* WHAT THIS TASK INVOLVES *
Work through the data below and state how many lines contain "icon", giving that number alone.

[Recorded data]
——————————

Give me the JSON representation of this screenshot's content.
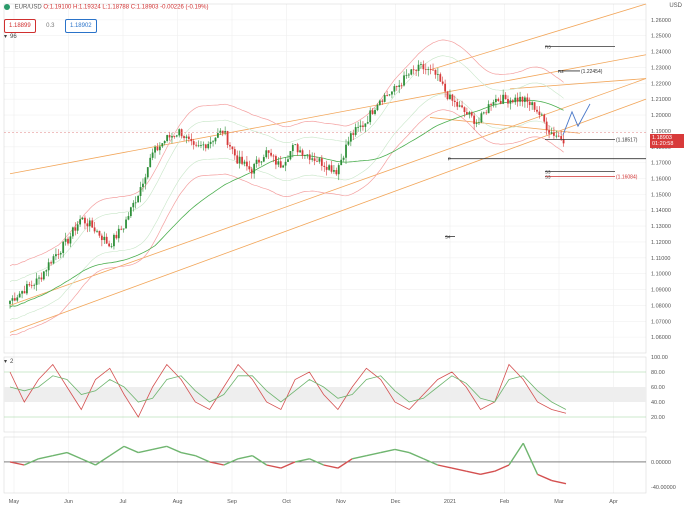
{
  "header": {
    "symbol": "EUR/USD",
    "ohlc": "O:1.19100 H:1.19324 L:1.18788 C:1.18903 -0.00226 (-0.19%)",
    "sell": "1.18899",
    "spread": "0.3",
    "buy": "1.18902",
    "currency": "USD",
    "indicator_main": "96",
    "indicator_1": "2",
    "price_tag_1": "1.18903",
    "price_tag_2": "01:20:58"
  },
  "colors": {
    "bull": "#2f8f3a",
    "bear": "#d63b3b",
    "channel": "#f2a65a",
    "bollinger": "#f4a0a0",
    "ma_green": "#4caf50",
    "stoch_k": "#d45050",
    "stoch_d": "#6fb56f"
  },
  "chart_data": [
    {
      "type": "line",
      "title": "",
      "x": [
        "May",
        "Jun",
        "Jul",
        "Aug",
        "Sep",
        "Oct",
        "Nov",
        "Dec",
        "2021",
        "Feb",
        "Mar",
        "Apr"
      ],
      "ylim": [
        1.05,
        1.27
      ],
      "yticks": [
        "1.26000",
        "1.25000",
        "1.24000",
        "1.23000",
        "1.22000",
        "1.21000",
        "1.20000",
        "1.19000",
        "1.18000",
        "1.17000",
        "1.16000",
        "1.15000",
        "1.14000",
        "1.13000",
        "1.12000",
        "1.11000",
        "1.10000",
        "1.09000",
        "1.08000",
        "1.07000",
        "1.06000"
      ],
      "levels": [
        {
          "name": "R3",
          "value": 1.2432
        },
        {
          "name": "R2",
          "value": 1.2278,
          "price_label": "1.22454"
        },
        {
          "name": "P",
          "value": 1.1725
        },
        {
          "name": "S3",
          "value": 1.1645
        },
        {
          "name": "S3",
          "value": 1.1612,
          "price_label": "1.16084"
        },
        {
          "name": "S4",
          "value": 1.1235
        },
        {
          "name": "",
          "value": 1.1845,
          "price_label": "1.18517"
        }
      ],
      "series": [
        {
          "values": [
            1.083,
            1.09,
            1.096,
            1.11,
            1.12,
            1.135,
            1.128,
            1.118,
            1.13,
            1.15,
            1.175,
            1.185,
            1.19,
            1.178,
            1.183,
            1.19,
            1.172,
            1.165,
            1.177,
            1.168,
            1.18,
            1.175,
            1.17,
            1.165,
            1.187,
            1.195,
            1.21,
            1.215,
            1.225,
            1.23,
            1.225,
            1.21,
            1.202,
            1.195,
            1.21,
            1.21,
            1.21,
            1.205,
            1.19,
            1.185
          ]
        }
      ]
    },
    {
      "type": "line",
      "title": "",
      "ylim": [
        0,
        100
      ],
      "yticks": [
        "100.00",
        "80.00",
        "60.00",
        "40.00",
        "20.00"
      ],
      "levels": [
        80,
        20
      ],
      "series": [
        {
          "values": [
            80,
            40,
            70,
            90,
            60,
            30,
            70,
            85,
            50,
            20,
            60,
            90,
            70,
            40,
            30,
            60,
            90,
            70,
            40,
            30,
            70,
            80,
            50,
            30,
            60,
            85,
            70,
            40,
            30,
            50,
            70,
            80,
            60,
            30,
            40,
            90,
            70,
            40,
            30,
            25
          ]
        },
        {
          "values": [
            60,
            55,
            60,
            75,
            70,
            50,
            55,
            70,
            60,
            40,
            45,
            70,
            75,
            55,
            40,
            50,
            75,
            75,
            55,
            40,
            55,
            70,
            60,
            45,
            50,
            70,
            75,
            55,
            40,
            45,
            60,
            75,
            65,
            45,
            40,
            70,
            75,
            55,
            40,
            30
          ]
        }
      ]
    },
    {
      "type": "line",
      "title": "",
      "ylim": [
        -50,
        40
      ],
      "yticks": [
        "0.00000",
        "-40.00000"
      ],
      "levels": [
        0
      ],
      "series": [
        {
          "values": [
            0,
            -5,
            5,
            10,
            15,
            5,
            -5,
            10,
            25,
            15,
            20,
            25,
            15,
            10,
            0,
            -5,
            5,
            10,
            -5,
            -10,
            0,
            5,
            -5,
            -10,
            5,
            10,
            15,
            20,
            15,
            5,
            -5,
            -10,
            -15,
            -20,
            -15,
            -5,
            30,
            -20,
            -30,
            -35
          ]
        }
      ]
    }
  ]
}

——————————

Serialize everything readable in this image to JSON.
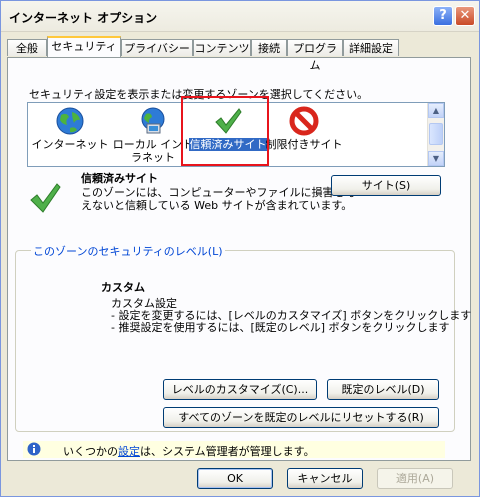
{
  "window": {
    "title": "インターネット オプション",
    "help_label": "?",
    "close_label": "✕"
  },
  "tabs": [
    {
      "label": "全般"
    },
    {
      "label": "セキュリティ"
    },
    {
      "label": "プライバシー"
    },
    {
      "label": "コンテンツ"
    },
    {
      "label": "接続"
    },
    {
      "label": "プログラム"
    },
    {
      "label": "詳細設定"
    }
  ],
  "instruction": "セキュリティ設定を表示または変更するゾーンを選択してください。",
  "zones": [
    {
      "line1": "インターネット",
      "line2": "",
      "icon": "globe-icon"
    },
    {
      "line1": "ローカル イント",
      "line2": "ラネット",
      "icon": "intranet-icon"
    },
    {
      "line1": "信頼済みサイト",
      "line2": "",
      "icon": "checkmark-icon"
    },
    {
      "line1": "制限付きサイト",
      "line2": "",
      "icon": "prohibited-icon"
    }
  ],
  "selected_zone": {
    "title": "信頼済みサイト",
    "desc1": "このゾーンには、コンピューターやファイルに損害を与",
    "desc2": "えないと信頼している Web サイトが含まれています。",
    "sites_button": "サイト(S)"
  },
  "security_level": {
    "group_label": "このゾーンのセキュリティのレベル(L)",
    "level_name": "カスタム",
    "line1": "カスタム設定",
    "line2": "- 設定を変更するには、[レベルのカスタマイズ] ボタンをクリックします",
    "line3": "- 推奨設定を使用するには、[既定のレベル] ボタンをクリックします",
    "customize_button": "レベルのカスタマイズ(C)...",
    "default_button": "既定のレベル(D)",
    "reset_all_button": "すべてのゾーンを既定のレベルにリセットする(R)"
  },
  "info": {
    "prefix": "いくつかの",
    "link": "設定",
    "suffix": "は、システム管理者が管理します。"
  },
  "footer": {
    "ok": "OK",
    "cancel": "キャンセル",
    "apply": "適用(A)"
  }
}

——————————

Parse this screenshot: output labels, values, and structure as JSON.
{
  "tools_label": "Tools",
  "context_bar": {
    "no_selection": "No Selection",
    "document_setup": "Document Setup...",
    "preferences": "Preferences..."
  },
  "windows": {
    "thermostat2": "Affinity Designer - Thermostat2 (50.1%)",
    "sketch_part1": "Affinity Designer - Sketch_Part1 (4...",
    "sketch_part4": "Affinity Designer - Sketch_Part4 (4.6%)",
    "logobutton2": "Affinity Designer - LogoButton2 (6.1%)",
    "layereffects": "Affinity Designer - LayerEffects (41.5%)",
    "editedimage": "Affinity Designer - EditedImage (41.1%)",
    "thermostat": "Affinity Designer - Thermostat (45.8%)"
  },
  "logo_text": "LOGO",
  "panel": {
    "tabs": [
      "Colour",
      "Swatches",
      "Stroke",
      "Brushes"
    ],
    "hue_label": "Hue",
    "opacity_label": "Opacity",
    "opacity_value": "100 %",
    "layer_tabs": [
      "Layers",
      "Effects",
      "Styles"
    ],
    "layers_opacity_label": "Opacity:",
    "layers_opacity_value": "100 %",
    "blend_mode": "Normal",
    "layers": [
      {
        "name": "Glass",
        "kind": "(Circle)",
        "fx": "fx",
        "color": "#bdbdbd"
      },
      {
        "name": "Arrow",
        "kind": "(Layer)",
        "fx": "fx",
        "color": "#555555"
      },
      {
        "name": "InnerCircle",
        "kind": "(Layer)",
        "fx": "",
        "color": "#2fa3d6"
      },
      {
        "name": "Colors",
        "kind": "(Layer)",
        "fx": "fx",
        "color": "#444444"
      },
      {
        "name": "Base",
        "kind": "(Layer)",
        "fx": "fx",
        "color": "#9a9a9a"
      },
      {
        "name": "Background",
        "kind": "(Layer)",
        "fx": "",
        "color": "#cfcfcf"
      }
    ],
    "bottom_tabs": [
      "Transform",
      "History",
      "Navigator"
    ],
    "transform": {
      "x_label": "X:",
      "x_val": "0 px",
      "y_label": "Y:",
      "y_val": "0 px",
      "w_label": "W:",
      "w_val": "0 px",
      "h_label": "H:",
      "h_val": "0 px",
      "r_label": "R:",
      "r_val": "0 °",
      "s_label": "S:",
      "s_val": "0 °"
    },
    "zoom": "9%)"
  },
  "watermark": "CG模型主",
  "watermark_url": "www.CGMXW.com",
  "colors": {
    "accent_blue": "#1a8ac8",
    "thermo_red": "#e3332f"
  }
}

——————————

* THE COMPLETED TASK *
4